Nothing is ever obvious, even if I play every day, with a SoftToy.
My specialty, among others : ask questions (with my bad engligh langage) and expect answers sympathetic.
Manono, thank you very much for all inclusive .....
I do restoration of Polavision film, Polaroid's instant movie film technology that lasted about two years in the late 1970s (it was killed by video cameras). The film was shot, then developed, and finally played back from the same cassette. By the time I receive the film, it has been sitting for forty years in the residual chemicals from the development process, resulting in massive chemical stains and mold that cannot be removed with film cleaner. Any attempt to use ultrasonic immediately removes all the emulsion from this strange film.
So, the only alternative is digital restoration. I significantly changed the RemoveDirtMC script and then turned up the settings to about 8x their normal values. The results aren't even close to the near-perfection exhibited by manono's example, but in their own way they are pretty miraculous. However, you have to look at the "before" to appreciate the "after" because the end result still isn't that great (Polavision, like Polaroid's better-known instant still film, was no match for "real" film). Here's a short example, with the "before" next to the "after," just like manono's clip:
Polavision RemoveDirtMC Before/After
One of the biggest problems is that the dirt isn't pure black or white, and also the dirt spots are so numerous it is hard to find clean areas in the adjacent frames to help fill in the dirt spot. It was quite a chore to achieve this dirt reduction. What is amazing about RemoveDirtMC is how it is able to leave intact structures like the bars on the bird cage, or the chain link fence behind the children. (And, the other functions in my version of VideoFred's script are still able to bring out the detail in the chain link fence, despite all the dirt!)
Last edited by johnmeyer; 12th Nov 2015 at 11:32. Reason: Added last paragraph
Pretty impressive, all right. And about halfway through it gets pretty darned good and the better viewing experience more than makes up for the slight loss of detail. Thanks.
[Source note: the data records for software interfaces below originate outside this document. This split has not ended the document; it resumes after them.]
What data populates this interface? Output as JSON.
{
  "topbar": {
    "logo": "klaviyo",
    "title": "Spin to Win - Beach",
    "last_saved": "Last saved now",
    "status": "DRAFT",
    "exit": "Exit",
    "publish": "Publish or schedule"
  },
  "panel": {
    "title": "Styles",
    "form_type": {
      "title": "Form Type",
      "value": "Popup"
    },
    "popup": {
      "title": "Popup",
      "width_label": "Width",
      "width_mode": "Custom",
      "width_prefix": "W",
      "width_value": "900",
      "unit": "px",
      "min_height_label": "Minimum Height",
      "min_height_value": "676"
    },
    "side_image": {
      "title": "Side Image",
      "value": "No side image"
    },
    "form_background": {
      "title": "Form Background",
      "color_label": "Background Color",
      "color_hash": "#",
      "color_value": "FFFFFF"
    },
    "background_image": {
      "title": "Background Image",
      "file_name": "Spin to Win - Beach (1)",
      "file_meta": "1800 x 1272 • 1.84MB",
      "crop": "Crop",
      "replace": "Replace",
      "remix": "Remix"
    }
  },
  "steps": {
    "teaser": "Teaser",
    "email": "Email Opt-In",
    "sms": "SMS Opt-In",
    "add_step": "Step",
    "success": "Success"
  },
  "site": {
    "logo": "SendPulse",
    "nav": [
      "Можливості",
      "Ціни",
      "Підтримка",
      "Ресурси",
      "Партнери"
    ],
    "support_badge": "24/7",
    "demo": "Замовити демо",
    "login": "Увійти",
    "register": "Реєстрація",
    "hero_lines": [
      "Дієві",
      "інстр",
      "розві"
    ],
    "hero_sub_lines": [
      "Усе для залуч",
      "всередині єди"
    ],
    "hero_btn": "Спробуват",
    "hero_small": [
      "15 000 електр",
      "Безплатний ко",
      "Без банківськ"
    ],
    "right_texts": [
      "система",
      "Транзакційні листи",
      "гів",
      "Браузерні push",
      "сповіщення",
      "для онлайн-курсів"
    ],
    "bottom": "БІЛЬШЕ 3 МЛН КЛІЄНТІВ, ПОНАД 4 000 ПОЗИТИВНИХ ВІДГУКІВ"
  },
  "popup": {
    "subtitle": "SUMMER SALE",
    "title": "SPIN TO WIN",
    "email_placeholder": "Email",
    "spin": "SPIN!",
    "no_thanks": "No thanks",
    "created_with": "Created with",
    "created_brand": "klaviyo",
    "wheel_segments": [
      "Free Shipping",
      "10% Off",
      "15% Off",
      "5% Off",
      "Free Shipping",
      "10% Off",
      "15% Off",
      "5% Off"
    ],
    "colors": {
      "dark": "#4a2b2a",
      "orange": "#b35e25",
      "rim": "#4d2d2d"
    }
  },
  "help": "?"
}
I have a 8mm-to-VHS with damage not too dissimilar from this. Worse yet, the film had tape artifacts, which I removed nicely. Add in Mercalli on some sections, and it's pretty nice now. But I'm always looking for better scripts to add to my library.
John, did you stop there? Because more passes may be able to fix some of the errors I'm still seeing. I don't think anything I do ever uses just 1 script, but instead 2-3 scripts in separate passes. I'm also thinking that your after has some damage incurred from processing, and RemoveDirt could have been scaled back some (and another filter used to attack the post-RemoveDirt residual.)
Like everybody else, I have a love/hate relationship with RemoveDirt.